Three Common Mistakes in Interpreting the Employment Report
There are three things that nearly everyone does wrong in the monthly discussion of the employment report. The first two are comments I made earlier today on RealMoney.
Forgetting that it is a survey.
I am mystified by the apparent willingness to draw big conclusions from
a single month’s employment number. The non-farm payroll report is
based upon a (voluntary) survey. The responses come in over a
three-month period, and that is the reason for revisions. When all of
the responses are in there will still be a 90% confidence interval of
+/- 100K jobs. Think about it. The actual job growth for this month
(something we will NEVER know) could be a lot worse, or a lot better —
and this is after the two revisions. This range does not include
non-sampling issues like business creation.
And the discussion of the "internals"? These are also the result of a survey with a large margin of error.

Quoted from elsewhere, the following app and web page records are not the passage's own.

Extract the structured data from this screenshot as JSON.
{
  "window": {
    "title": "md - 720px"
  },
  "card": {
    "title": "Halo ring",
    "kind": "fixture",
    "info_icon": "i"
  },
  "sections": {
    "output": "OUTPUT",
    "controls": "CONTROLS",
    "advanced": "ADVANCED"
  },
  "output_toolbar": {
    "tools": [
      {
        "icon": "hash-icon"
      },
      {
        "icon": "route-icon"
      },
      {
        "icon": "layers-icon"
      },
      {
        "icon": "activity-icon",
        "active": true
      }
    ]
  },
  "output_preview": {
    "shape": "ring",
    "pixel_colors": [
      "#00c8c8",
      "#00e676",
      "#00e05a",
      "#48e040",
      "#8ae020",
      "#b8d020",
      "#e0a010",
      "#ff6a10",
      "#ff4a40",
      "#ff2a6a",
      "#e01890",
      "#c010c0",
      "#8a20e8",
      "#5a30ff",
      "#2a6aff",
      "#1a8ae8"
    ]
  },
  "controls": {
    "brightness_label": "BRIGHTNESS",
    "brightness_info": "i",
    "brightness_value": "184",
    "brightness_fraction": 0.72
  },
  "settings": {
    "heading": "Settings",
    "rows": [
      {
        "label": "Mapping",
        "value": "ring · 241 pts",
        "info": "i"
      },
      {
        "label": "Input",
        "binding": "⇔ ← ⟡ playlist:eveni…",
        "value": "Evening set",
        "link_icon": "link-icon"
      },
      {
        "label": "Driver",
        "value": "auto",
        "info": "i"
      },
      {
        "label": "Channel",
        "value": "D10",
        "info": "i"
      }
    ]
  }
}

The right way to use this report is to take several months
together and put it as part of an overall collection of data. Today’s
ISM number, for example, is consistent with GDP growth of about 3%. The
household survey showed that unemployment dropped a little. Other
elements we find to be correlated with job change are the four-week
average of initial claims and Michigan consumer confidence. The job
growth consistent with the other data is about 80K.
It is interesting to note how people highlight the wide
confidence interval when something like home sales data come out, yet
ignore it on the jobs report. The problem is that the BLS is trying to
estimate the total number of payroll jobs (about 140 million) each
month, and then subtract one month from another. Getting within 100K by
this method is excellent work, but it does not provide the level of
precision that we would all like to see.
As you watch the discussion today, you might not find anyone who even reminds you of the confidence interval on this survey.
Making Bogus Claims about Revisions. I have now seen several pundits assert that this month’s jobs number
will be revised higher. No one seems to understand the method used or
how the revisions are made. The revisions come as more replies from
employers dribble in. Unless there is a reason to believe that late
responders differ systematically from "on time" responders, there is no
basis for predicting the direction of revisions.
Missing the Point on Business Creation. This is the time that the BLS does the annual benchmark revision, where they square up their own data series with actual job counts from state agencies. This is a good opportunity to check up the critics of the BLS and the Birth/Death adjustment. I think that they will ask a question like the following:
Did the BLS, using the Birth/Death model overestimate the number of jobs?
They might also ask the following:
How much of the net job change for the year (some will erroneously call this "job creation" which is something else altogether) was due to the Birth/Death adjustment?
The questions that we all should be asking are the following:
Did the Birth/Death adjustment improve the estimate of the number of payroll jobs?
If the Birth/Death adjustment had not been used, would the undercount of jobs have been even larger than this year’s overcount?
It is the job of the BLS to use the best possible methodology. Anyone who wants to criticize those methods should start by asking how well they worked, and what would be the alternative.
These are the right questions to ask, but you have not seen them anywhere else. We will follow up, and provide the answers, when we have more time with the data.